Justice Breyer weighs term limits amid calls for retirement

0
34
Justice Breyer weighs term limits amid calls for retirement

​Supreme Court Justice Stephen Breyer joked in an interview Sunday that term limits would “make life easier” for him amid calls from progressives to retire so President Biden and Democratic-controlled Senate can fill the lifetime post.

Breyer, 83, was asked by Chris Wallace, host of “Fox News Sunday,” about the possibility of setting 18-year terms instead of life terms on the bench.

“I think you could do that. It should be a very long term because you don’t want the judge who’s holding that term ​to start thinking about his next job. But it would make life easier for me,” the 27-year high court veteran said, smiling. 

​Asked about Democrats urging him to retire while the party holds a majority in the Senate so his successor could be confirmed, Breyer said “they’re entitled to their opinion.”

“I think they — and not only do they understand the political world much better than I ​​– or they understand it pretty well. And there we are. What else do you want me to say?​” the justice said.

Justice Stephen Breyer.
Justice Stephen Breyer says Democrats are urging him to retire while the party holds Senate majority so his successor can be confirmed.
Erin Schaff-Pool/Getty Images
The Supreme Court.
Justice Stephen Breyers said he favors long term limits, like the proposed 18-year limit, but cautioned against increasing the number of justices.
J. Scott Applewhite/AP

Breyer said there are “many factors” he’s considering when it comes to retiring.

“And the role of court and so forth is one of them,” he said. “And​ ​the situation, the institutional considerations are some. And I believe, I can’t say I take anything perfectly into account, but in my own mind, I think about those things.”

Later, he reiterated, “I don’t intend to die on the court.

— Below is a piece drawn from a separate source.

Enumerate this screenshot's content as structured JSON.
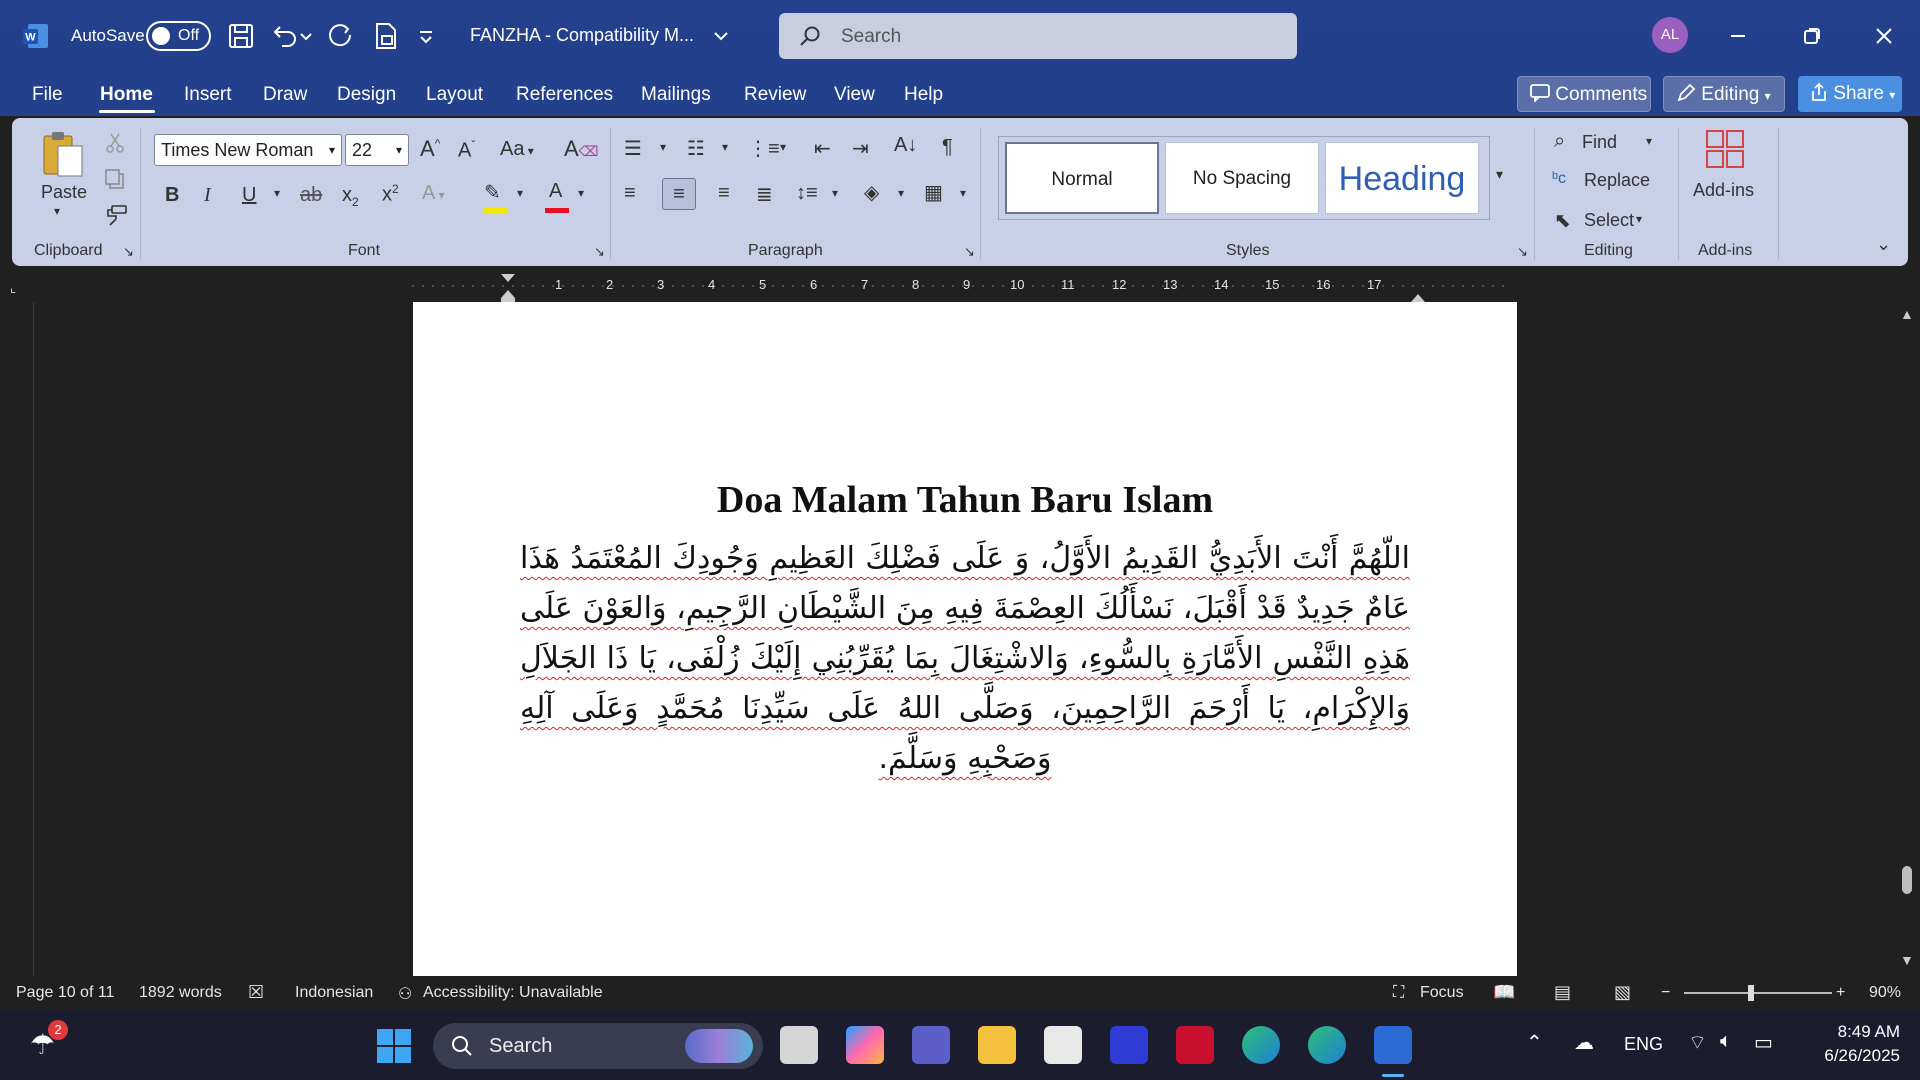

I don’t think I’ll be there forever.”

​In the interview, Breyer also cautioned about Democrats mulling increasing the number of justices on the court now that former President Donald Trump nominated three of them, tipping the court to a 6-3 conservative majority.

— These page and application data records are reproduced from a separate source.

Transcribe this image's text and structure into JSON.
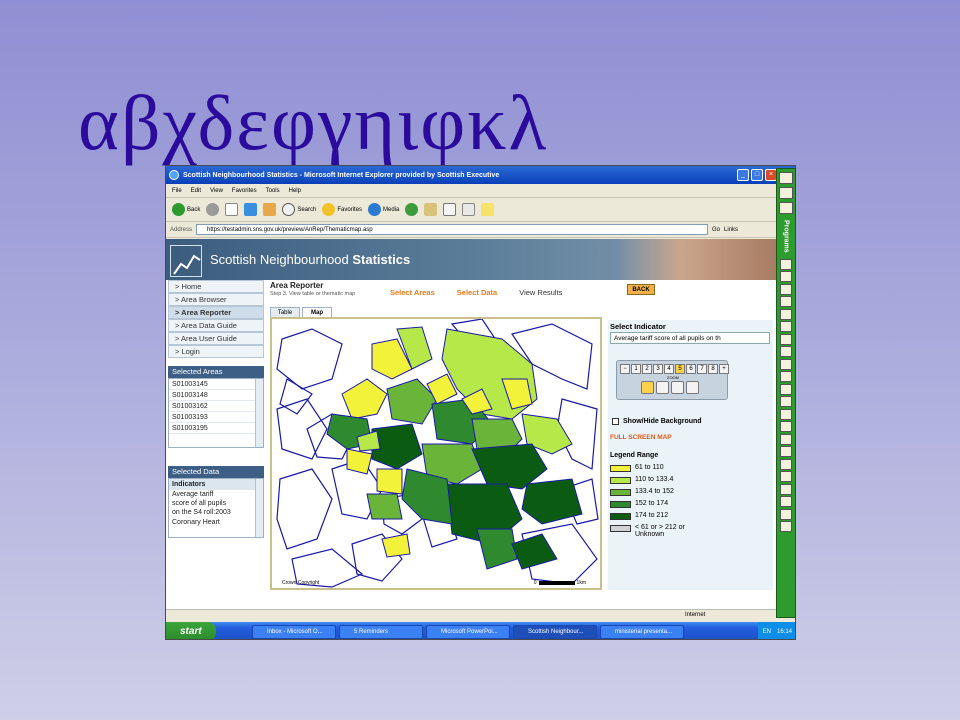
{
  "slide": {
    "title": "αβχδεφγηιφκλ"
  },
  "window": {
    "title": "Scottish Neighbourhood Statistics - Microsoft Internet Explorer provided by Scottish Executive"
  },
  "menu": [
    "File",
    "Edit",
    "View",
    "Favorites",
    "Tools",
    "Help"
  ],
  "toolbar": {
    "back": "Back",
    "search": "Search",
    "favorites": "Favorites",
    "media": "Media"
  },
  "address": {
    "label": "Address",
    "url": "https://testadmin.sns.gov.uk/preview/AnRep/Thematicmap.asp",
    "go": "Go",
    "links": "Links"
  },
  "site": {
    "title_plain": "Scottish Neighbourhood ",
    "title_bold": "Statistics"
  },
  "nav": [
    "> Home",
    "> Area Browser",
    "> Area Reporter",
    "> Area Data Guide",
    "> Area User Guide",
    "> Login"
  ],
  "selected_areas": {
    "heading": "Selected Areas",
    "items": [
      "S01003145",
      "S01003148",
      "S01003162",
      "S01003193",
      "S01003195"
    ]
  },
  "selected_data": {
    "heading": "Selected Data",
    "indicators": "Indicators",
    "text1": "Average tariff",
    "text2": "score of all pupils",
    "text3": "on the S4 roll:2003",
    "text4": "Coronary Heart"
  },
  "reporter": {
    "title": "Area Reporter",
    "step": "Step 3. View table or thematic map",
    "crumbs": [
      "Select Areas",
      "Select Data",
      "View Results"
    ],
    "back": "BACK"
  },
  "tabs": [
    "Table",
    "Map"
  ],
  "map": {
    "copyright": "Crown Copyright",
    "scale_start": "0",
    "scale_end": "1km"
  },
  "indicator": {
    "heading": "Select Indicator",
    "value": "Average tariff score of all pupils on th",
    "zoom": "ZOOM"
  },
  "controls": {
    "show_hide": "Show/Hide Background",
    "full_screen": "FULL SCREEN MAP",
    "legend_heading": "Legend Range"
  },
  "legend": [
    {
      "label": "61 to 110",
      "color": "#f2f23a"
    },
    {
      "label": "110 to 133.4",
      "color": "#b7e84a"
    },
    {
      "label": "133.4 to 152",
      "color": "#6ab43a"
    },
    {
      "label": "152 to 174",
      "color": "#2f8a2f"
    },
    {
      "label": "174 to 212",
      "color": "#0b5c12"
    },
    {
      "label": "< 61 or > 212 or",
      "label2": "Unknown",
      "color": "#cfd3d6"
    }
  ],
  "status": {
    "zone": "Internet"
  },
  "taskbar": {
    "start": "start",
    "tasks": [
      "Inbox - Microsoft O...",
      "5 Reminders",
      "Microsoft PowerPoi...",
      "Scottish Neighbour...",
      "ministerial presenta..."
    ],
    "lang": "EN",
    "time": "16:14"
  },
  "office_bar": {
    "label": "Programs"
  }
}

Supreme Court justices.
The Supreme Court currently has a 6-3 conservative majority.
Erin Schaff/POOL/AFP via Getty Images

“Well, if one party could do it, I guess another party could do it,” he said. “On the surface, it seems to me you start changing all these things around and people will lose trust in the court.”

Source link